In this example from a thermal imaging inspection in Hampshire we can see a large industrial oven situated in a factory. The thermal image reveals a multitude of potential issues that if left could consequently cause a fire or injury. The door seals have worn resulting in heat escape which will have a subsequent negative impact on energy efficiency. Additionally the insulation has become defective allowing heat to be transferred through to the external surface of the oven. In places the external temperature is nearly 115 degrees centigrade which could cause an injury if accidentally touched. What about the wood leant against the left hand side and the boxes on the right hand side? These present potential fire risks.
Thermal Imaging is ideally suited to detecting issues in distribution boards that traditional electrical fixed wiring inspections will not pick up. Overloaded circuits and loose high resistance connections are often detected.
There are a variety of problems that can be detected by thermal imaging of motors. For every 10 degrees centigrade that a motor operates above it’s rating , the lifetime of the insulation will decrease by 50%.
Trace heating is commonly used around freezer doors to stop them freezing shut. Similarly it is also used as a method to stop water pipes from freezing and bursting in cold weather. Thermal imaging cameras can easily detect whether the trace heating is in operation. In this particular example from a thermal imaging inspection in Hampshire we can see a thermogram showing an escape door on a warehouse freezer store. It can clearly be seen that the trace heating has failed.
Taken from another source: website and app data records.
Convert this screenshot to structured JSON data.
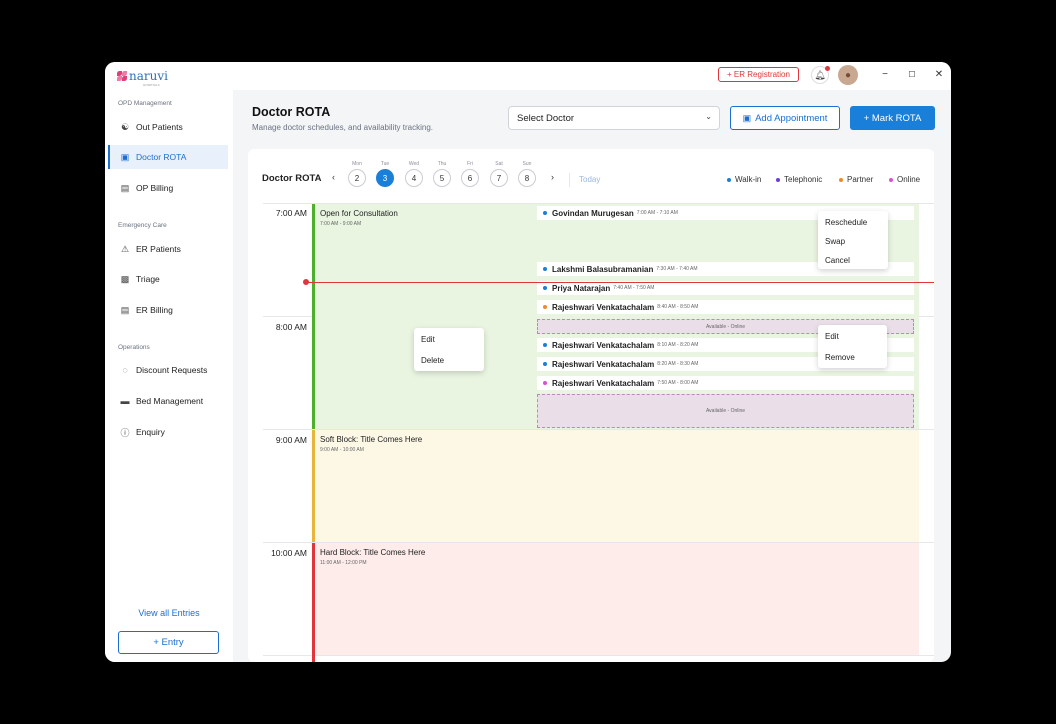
{
  "app": {
    "logo_text": "naruvi",
    "logo_subtext": "HOSPITALS",
    "er_registration_label": "+ ER Registration",
    "window_controls": [
      "−",
      "☐",
      "✕"
    ]
  },
  "sidebar": {
    "sections": [
      {
        "label": "OPD Management"
      },
      {
        "label": "Emergency Care"
      },
      {
        "label": "Operations"
      }
    ],
    "items": [
      {
        "label": "Out Patients",
        "icon": "user-icon"
      },
      {
        "label": "Doctor ROTA",
        "icon": "briefcase-icon",
        "active": true
      },
      {
        "label": "OP Billing",
        "icon": "bill-icon"
      },
      {
        "label": "ER Patients",
        "icon": "emergency-icon"
      },
      {
        "label": "Triage",
        "icon": "triage-icon"
      },
      {
        "label": "ER Billing",
        "icon": "bill-icon"
      },
      {
        "label": "Discount Requests",
        "icon": "discount-icon"
      },
      {
        "label": "Bed Management",
        "icon": "bed-icon"
      },
      {
        "label": "Enquiry",
        "icon": "help-icon"
      }
    ],
    "view_all_label": "View all Entries",
    "entry_button_label": "+ Entry"
  },
  "header": {
    "title": "Doctor ROTA",
    "subtitle": "Manage doctor schedules, and availability tracking.",
    "select_doctor_placeholder": "Select Doctor",
    "add_appointment_label": "Add Appointment",
    "mark_rota_label": "+ Mark ROTA"
  },
  "calendar": {
    "title": "Doctor ROTA",
    "days": [
      {
        "name": "Mon",
        "date": "2"
      },
      {
        "name": "Tue",
        "date": "3",
        "selected": true
      },
      {
        "name": "Wed",
        "date": "4"
      },
      {
        "name": "Thu",
        "date": "5"
      },
      {
        "name": "Fri",
        "date": "6"
      },
      {
        "name": "Sat",
        "date": "7"
      },
      {
        "name": "Sun",
        "date": "8"
      }
    ],
    "today_label": "Today",
    "legend": [
      {
        "label": "Walk-in",
        "color": "#1a7fd8"
      },
      {
        "label": "Telephonic",
        "color": "#6b3fd1"
      },
      {
        "label": "Partner",
        "color": "#f08a24"
      },
      {
        "label": "Online",
        "color": "#d94fd6"
      }
    ],
    "times": [
      "7:00 AM",
      "8:00 AM",
      "9:00 AM",
      "10:00 AM"
    ],
    "blocks": {
      "consultation": {
        "title": "Open for Consultation",
        "time": "7:00 AM - 9:00 AM",
        "color": "#4caf2e",
        "bg": "#e9f5e1"
      },
      "soft": {
        "title": "Soft Block: Title Comes Here",
        "time": "9:00 AM - 10:00 AM",
        "color": "#e8b53a",
        "bg": "#fdf8e6"
      },
      "hard": {
        "title": "Hard Block: Title Comes Here",
        "time": "11:00 AM - 12:00 PM",
        "color": "#e0363b",
        "bg": "#fdecea"
      }
    },
    "appointments": [
      {
        "name": "Govindan Murugesan",
        "time": "7:00 AM - 7:10 AM",
        "color": "#1a7fd8"
      },
      {
        "name": "Lakshmi Balasubramanian",
        "time": "7:30 AM - 7:40 AM",
        "color": "#1a7fd8"
      },
      {
        "name": "Priya Natarajan",
        "time": "7:40 AM - 7:50 AM",
        "color": "#1a7fd8"
      },
      {
        "name": "Rajeshwari Venkatachalam",
        "time": "8:40 AM - 8:50 AM",
        "color": "#f08a24"
      },
      {
        "name": "Rajeshwari Venkatachalam",
        "time": "8:10 AM - 8:20 AM",
        "color": "#1a7fd8"
      },
      {
        "name": "Rajeshwari Venkatachalam",
        "time": "8:20 AM - 8:30 AM",
        "color": "#1a7fd8"
      },
      {
        "name": "Rajeshwari Venkatachalam",
        "time": "7:50 AM - 8:00 AM",
        "color": "#d94fd6"
      }
    ],
    "available_label": "Available - Online",
    "menus": {
      "appointment": [
        "Reschedule",
        "Swap",
        "Cancel"
      ],
      "block": [
        "Edit",
        "Delete"
      ],
      "slot": [
        "Edit",
        "Remove"
      ]
    }
  }
}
Friction causes heat and this is something which is readily picked up by a thermal imaging camera. Problems that can be detected include lubrication problems, misalignment, wear and incorrect belt tensioning.